For instance, BrightSight sells software that helps drugmakers get experimental treatments and devices approved by regulators and used by everyday people, while Capsule is a digital pharmacy that offers free, same-day delivery.
Better.com is the top startup in 2020
Making its debut on the list at No. 1 was Better.com, a mortgage lender that lets customers complete every step of the mortgage process online. The four-year-old company is seeing demand for its services swell as more people are wanting to take advantage of record-low interest rates and buy homes while their offices remain closed to them.
The startup, which has offices from New York to Irvine, California, to Charlotte, has about doubled its staff to 4,000 since March, LinkedIn says. It expects to add another 7,000 people, mostly salespeople, in the next 12 months.

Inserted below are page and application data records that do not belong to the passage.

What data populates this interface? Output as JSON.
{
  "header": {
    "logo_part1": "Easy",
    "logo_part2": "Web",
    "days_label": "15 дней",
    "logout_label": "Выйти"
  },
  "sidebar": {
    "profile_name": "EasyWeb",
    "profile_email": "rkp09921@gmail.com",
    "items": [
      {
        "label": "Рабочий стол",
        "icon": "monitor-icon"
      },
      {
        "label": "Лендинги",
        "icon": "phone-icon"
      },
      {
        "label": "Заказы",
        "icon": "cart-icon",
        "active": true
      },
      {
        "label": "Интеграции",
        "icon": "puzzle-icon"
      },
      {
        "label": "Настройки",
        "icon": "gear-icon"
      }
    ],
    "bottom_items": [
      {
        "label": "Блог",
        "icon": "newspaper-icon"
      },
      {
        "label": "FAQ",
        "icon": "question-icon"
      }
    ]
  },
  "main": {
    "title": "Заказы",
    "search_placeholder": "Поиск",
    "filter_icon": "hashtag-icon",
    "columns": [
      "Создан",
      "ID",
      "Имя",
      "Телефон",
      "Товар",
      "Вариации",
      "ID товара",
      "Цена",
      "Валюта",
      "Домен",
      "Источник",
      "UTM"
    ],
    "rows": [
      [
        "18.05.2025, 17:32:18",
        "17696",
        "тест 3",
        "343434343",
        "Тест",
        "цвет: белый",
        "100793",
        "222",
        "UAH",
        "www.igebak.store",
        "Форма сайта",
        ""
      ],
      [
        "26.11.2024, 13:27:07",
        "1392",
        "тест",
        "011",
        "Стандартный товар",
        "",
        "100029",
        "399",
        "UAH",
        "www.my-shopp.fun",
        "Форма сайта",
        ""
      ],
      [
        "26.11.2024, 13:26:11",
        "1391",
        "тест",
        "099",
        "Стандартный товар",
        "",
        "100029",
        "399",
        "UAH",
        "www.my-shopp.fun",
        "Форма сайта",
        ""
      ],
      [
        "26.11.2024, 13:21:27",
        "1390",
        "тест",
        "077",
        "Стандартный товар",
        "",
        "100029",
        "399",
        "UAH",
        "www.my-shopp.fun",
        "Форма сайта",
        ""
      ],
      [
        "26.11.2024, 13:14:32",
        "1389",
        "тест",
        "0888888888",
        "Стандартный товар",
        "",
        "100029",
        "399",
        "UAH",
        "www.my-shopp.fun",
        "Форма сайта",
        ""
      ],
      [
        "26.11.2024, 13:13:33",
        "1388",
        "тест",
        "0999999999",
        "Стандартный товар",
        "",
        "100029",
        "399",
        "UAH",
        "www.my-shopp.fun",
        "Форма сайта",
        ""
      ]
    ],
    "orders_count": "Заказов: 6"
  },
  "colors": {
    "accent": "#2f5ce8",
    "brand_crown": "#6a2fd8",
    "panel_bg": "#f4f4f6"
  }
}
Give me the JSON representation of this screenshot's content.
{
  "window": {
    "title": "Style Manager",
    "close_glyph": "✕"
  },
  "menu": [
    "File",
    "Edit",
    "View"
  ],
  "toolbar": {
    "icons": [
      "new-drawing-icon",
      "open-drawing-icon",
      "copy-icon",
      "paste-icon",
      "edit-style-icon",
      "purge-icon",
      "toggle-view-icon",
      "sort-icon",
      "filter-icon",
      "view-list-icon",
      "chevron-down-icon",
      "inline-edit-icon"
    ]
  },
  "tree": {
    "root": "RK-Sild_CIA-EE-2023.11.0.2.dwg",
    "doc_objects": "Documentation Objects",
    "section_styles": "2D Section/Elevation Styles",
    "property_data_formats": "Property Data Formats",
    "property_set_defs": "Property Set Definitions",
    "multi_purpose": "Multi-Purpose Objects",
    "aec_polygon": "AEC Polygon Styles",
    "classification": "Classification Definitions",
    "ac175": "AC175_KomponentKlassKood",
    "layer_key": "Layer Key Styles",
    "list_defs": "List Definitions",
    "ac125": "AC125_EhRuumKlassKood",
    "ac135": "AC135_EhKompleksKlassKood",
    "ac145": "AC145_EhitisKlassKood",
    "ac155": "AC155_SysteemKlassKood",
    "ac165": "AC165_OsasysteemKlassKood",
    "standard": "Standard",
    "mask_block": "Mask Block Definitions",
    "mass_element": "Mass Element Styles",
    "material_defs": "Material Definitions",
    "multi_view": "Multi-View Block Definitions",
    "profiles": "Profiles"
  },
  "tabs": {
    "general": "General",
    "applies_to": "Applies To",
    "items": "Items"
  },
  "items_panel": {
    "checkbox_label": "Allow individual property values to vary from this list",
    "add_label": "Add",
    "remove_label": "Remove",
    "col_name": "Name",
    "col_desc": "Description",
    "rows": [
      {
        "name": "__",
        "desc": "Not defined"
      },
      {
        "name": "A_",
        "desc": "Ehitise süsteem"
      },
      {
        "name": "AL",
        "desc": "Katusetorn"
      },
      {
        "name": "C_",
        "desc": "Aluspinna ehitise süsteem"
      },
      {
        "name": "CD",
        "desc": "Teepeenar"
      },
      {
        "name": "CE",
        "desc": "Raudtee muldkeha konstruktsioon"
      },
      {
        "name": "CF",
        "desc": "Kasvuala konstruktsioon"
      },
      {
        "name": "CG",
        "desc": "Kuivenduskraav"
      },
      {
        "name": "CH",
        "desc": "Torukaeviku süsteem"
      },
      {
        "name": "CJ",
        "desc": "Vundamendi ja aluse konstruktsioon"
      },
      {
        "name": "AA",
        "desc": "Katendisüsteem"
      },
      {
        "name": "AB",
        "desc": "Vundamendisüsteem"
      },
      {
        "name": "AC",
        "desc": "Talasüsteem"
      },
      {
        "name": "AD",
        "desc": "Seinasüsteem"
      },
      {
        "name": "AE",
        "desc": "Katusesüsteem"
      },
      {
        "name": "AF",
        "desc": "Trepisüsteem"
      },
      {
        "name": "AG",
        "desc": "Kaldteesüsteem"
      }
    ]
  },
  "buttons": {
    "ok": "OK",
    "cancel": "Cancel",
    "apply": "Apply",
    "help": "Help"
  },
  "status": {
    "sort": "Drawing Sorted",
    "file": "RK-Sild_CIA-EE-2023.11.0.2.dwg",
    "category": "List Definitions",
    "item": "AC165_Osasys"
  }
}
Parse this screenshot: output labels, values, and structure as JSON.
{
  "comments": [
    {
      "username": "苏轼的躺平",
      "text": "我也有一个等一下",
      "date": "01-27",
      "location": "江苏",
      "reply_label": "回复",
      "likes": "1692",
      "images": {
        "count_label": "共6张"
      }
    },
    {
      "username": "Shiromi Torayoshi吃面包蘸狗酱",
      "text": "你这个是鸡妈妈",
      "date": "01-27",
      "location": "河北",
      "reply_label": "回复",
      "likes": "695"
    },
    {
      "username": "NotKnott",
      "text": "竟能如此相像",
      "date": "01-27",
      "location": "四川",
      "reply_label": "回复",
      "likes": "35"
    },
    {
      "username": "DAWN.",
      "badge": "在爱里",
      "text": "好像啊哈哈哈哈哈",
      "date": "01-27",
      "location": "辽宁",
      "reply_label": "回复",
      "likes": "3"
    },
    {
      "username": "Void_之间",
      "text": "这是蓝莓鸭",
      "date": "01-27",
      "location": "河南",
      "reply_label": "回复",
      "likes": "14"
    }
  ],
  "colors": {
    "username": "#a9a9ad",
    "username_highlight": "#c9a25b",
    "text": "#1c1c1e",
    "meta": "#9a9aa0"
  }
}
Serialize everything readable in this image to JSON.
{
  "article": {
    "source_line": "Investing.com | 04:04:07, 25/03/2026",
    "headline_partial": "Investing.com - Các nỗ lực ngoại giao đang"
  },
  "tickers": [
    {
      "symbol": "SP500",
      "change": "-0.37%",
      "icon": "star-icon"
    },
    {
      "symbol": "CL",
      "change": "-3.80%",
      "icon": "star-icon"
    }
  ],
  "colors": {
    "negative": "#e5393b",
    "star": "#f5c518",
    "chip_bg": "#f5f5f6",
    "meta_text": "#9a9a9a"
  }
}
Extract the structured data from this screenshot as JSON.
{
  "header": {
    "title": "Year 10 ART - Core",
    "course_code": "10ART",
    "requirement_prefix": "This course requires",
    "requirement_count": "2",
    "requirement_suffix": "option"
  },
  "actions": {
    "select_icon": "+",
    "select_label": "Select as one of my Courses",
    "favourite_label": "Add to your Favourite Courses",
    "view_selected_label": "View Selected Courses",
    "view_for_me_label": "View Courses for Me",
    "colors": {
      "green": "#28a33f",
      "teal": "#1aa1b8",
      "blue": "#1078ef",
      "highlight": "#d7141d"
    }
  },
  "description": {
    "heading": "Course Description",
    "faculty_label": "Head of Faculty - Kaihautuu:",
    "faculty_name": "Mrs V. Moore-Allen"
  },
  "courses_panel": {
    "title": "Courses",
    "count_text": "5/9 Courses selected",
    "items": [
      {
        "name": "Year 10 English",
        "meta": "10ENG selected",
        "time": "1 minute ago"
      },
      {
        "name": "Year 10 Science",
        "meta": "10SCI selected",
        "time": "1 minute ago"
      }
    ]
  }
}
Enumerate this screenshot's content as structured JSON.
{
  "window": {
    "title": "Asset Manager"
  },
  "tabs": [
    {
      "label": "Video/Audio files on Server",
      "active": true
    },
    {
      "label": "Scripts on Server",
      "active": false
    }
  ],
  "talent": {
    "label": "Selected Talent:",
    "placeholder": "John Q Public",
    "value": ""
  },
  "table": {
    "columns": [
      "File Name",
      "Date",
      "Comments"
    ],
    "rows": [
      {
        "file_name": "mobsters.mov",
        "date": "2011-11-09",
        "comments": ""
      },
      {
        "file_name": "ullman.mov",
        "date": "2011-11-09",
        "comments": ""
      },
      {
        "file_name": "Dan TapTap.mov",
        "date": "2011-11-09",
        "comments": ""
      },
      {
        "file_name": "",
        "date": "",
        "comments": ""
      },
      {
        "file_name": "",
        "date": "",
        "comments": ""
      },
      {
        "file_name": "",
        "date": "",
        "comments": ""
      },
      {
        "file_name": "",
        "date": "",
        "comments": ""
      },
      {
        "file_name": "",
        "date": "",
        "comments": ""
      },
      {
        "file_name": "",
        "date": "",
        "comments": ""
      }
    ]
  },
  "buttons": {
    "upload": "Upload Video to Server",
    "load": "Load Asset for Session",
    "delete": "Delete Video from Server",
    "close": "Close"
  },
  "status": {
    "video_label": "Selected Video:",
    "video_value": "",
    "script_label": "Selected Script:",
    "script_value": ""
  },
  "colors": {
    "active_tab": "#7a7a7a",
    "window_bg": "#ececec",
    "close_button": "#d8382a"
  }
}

While it doesn’t appear that employees at top companies are leaping to Better.com, its No. 1 spot on LinkedIn’s startup’s list may be explained by the company’s breakneck hiring spree.
These companies are thinking on their feet
The list also included businesses that pivoted in the midst of a pandemic.
Samsara, a company that sells connected devices, is growing again after it laid off 300 workers, about 18% of its workforce, in May. The startup shifted focus during the pandemic to target customers in “essential businesses,” such as manufacturing, construction, and food and beverage distribution, Business Insider’s Rosalie Chan reports.
Another top startup, Curative, switched from developing tests for sepsis to producing oral fluid tests for COVID-19 testing. It’s currently experimenting with walk-up testing kiosks in Los Angeles that can return results in 24 hours.
Who fell off the list?
The list’s 38 newcomers forced some startups off the ledge. Some of the companies are no longer on the list because they no longer qualify as startups. Financial services company Plaid sold to Visa for a whopping $5.3 billion, and Snowflake and Peloton became publicly traded companies through IPOs.
But entire sectors disappeared from the list for other reasons. The shared scooter industry’s Bird and Lime dropped off, after the two businesses had to temporarily pull their vehicles from the road in the wake of a pandemic. Both laid off employees earlier this year. And retail companies that ship their products directly to consumers, like Glossier, Away, and Allbirds, also fell off the list. Their type of business has seen demand dry up as shoppers spend more conservatively.
And it seems there was room for only one cannabis startup, online-ordering service Dutchie.
It replaced the lone weed business on the list in 2019, which was Dosist, at No. 2. Dosist makes a device for vaporizing marijuana that has been recognized for its innovation by Time Magazine and Fast Company. The Los Angeles startup opened a second retail store just before the pandemic, but the store is now temporarily closed.
Also missing from the list were TripActions, Affirm, Zume, Domio, and Sonder, which all suffered layoffs this year.
Here are the 38 surprise startups that made the list
1. Better (No. 1)
2. Brooklinen (No. 7)
3. Attentive (No. 8)
4. Loom (No. 9)
5. Nuvia (No. 11)
6. Dutchie (No. 12)
7. BrightInsight (No. 13)
8. Capsule (No. 15)
9. ModernHealth (No. 16)
10. Curative (No. 17)
11. Quibi (No. 19)
12. Deliverr (No. 20)
13. Instabase (No. 23)
14. Upkey (No. 24)
15. FIG (No. 25)
16.Unqork (No. 26)
17. A Cloud Guru (No. 28)
18. NTWRK (No. 29)
19. Tula Skincare (No. 30)
20. Guild Education (No. 31)
21. MasterClass (No. 32)
22. FullStory (No. 33)
23. Mindstrong (No. 34)
24. Alyce (No. 35)
25. Chief (No. 36)
26. Trella Health (No. 37)
27. P.volve (No. 38)
28. Ridgeline (No. 39)
29. Carbon Health (No. 40)
30. Seamless.AI (No. 41)
31. Front (No. 42)
32. Hawke Media (No. 43)
33. Sana Benefits (No. 44)
34. Bungalow (No. 45)
35. Sendoso (No. 46)
36. Harness (No. 47)
37. Alto Pharmacy (No. 49)
38. Lattice (No. 50)
Are you a startups insider with insight to share? Contact Melia Russell via email at [email protected] or on encrypted chat app Signal at (603) 913-3085 (no PR inquiries, please). Open DMs on Twitter @meliarobin.